They failed. And Tillerson has reiterated his commitment to ride hydrocarbons into the rising tides of a warmer future—a fine example of American Can’t Do cantankerousness.

Damn the melting ice sheets, full speed ahead!

Meanwhile, what country has been working on one of the more radical attempts to build a sustainable, post-carbon city, from the ground up?


One of the oil and cash soaked United Arab Emirates, Abu Dhabi, in collaboration with MIT, has recently laid the cornerstone to Masdar City, which they expect to be “the world’s first zero-carbon, zero-waste city” housing nearly 50,000 people by 2016. See David Roberts blog post on the subject.

I think it unlikely that The Emirates are on the cusp of becoming the hub of sustainable energy research. Neighboring Dubai is famous, among other things, for building one of the world’s largest, indoor, year-round skiing facilities in the desert and for building archipelagos of artificial islands—one in the shape of a map of the world and one in the shape of a palm tree—in the Persian Gulf.

Part of the Masdar Plan appears to be just as grandiose, a demonstration of economic and technological muscle.

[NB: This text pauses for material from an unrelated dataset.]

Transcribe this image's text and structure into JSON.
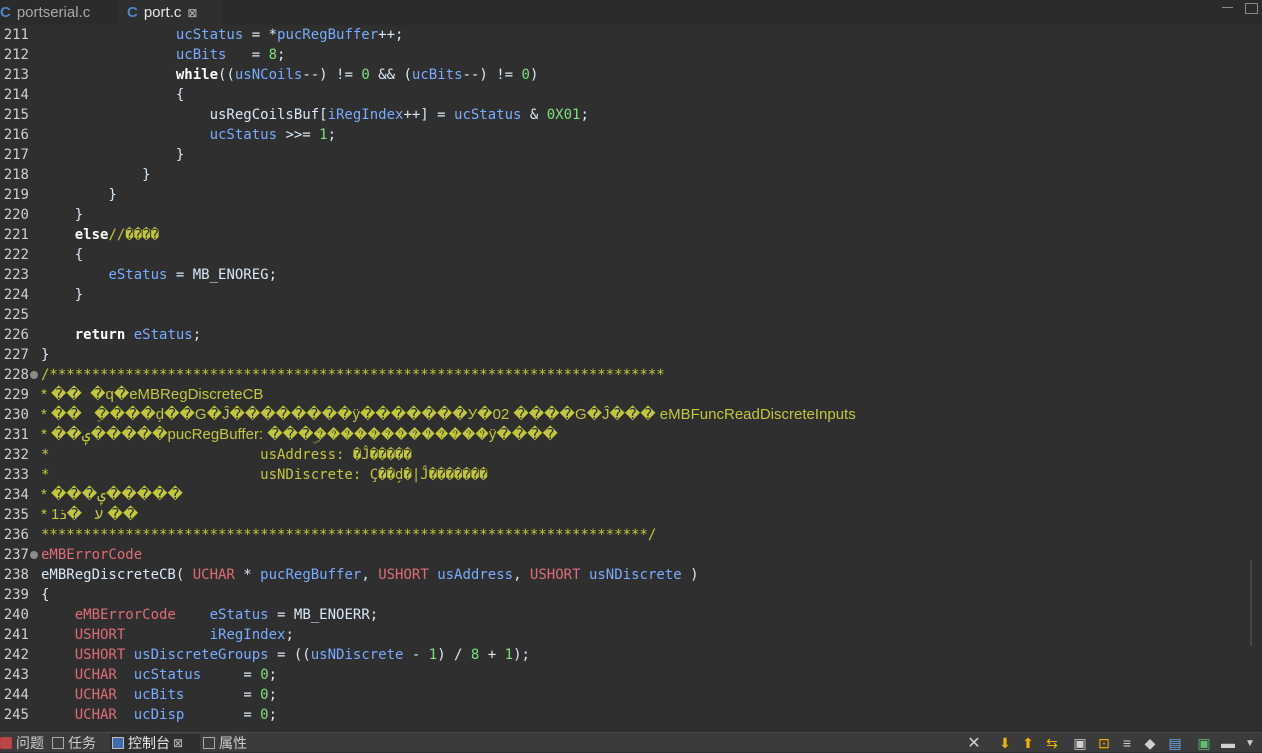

They will do this to show that they can do it, that they can do pretty much anything they want—and not merely in the realm of the previously possible but in the realm of watch us do what no one has ever done before.

That said, this is a pretty good direction in which to focus ego and self-promotion. It’s not a bad advertisement for the benefits of well-funded autocracies either. I am in favor of environmental impact studies, of careful planning and full consultation. But imagine if we tried to build our own Masdar in the Mojave Desert.

We want and need energy; more and more of us favor sustainable energy projects; but the ethic that prevails isn’t just NIMBY—Not in My Backyard!—anymore, it’s BANANA—Build Almost Nothing Anywhere Near Anyone. Treehugger has covered the topic of “how much desert it would take,” basically to fulfill the electricity needs of the entire planet; I don’t think the hurdles are technical as much as they are matters of regulation and. . . imagination.

Texas (and Texans like Tillerson) remains committed to oil; at least some Arabs in the Gulf are beginning to look toward, and plan for, the future.

Good for them; sad for us.

Ironic if they ended up forming OSEC—the Organization of Solar technology Exporting Countries—and we remained beholden to foreign energy sources.

Tillerson and the other fossil fuel fool execs seem to wake every morning and “smell the crude,” an intoxicating and bewitching scent.

They would do better to look up and see the sun.